■ EXERCISE BRIEF ■
In the records below, tally each line that contains the word "moon" and give the total only.

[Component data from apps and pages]
--------------------

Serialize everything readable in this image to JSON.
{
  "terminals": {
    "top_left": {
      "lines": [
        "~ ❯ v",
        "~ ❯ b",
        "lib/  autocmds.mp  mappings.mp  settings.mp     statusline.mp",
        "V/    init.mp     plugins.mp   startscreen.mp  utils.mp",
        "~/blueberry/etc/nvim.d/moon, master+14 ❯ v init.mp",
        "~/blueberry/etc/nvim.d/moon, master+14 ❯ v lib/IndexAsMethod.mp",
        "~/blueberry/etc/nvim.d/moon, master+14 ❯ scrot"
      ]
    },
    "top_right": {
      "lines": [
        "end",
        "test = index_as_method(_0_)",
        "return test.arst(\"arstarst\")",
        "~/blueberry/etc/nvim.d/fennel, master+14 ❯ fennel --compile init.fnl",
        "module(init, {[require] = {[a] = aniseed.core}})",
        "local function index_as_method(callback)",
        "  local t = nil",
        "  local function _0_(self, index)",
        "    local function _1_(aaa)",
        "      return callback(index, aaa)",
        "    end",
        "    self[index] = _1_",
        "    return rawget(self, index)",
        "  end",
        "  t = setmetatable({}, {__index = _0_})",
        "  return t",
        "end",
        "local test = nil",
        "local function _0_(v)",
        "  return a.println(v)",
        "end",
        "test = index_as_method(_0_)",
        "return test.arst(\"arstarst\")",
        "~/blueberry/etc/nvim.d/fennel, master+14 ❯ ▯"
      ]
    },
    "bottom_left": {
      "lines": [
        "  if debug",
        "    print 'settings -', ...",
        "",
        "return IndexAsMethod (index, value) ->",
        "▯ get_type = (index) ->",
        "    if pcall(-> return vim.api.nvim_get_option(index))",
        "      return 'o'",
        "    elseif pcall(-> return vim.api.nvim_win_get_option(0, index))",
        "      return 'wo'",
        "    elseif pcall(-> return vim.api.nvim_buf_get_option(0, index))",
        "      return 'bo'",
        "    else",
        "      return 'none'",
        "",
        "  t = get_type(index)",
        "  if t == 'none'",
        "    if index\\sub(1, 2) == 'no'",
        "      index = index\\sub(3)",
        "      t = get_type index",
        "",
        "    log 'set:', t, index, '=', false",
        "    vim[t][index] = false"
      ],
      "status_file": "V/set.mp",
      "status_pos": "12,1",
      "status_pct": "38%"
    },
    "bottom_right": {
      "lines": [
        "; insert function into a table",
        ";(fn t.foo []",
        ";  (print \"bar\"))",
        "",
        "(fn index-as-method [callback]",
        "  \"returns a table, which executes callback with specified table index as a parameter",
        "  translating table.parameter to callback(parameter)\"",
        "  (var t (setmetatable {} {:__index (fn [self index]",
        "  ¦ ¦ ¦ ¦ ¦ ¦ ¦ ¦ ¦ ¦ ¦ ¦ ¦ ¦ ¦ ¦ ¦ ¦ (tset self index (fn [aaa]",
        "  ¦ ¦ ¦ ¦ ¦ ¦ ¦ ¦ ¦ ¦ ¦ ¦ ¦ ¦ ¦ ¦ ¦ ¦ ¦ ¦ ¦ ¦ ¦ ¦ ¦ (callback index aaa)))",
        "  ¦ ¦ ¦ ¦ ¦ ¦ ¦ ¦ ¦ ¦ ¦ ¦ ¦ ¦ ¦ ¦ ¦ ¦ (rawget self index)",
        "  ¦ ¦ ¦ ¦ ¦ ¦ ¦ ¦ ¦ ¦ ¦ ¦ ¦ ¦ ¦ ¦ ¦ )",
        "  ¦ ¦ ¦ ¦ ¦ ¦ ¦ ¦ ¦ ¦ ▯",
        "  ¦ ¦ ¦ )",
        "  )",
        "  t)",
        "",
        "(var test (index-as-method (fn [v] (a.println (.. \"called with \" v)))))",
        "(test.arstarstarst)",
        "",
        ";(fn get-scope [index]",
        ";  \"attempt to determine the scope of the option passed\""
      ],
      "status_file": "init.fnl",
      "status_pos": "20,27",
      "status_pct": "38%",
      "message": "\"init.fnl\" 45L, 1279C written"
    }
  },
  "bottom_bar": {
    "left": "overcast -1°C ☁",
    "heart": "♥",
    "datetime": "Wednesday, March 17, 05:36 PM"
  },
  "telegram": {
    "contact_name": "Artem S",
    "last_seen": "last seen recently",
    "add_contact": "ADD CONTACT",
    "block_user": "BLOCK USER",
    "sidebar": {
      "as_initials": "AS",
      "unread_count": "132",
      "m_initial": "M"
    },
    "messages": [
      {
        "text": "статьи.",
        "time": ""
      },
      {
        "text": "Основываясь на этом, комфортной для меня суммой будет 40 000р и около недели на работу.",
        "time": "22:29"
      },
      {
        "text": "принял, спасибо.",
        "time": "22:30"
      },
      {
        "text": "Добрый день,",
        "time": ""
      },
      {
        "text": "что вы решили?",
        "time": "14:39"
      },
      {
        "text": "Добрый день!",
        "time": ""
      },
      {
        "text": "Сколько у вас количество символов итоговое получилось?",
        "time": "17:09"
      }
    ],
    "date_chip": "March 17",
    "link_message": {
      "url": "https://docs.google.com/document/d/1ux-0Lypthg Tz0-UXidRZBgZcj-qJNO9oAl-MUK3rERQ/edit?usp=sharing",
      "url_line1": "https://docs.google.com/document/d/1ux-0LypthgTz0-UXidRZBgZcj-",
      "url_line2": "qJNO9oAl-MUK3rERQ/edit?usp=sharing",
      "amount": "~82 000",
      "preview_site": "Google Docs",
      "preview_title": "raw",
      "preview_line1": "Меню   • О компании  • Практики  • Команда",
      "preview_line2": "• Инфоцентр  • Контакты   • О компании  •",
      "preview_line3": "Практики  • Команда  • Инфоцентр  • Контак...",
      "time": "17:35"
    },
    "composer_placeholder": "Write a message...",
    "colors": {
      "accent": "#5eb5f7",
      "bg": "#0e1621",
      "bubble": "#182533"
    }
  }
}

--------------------

■ WRITTEN RESPONSE ■
3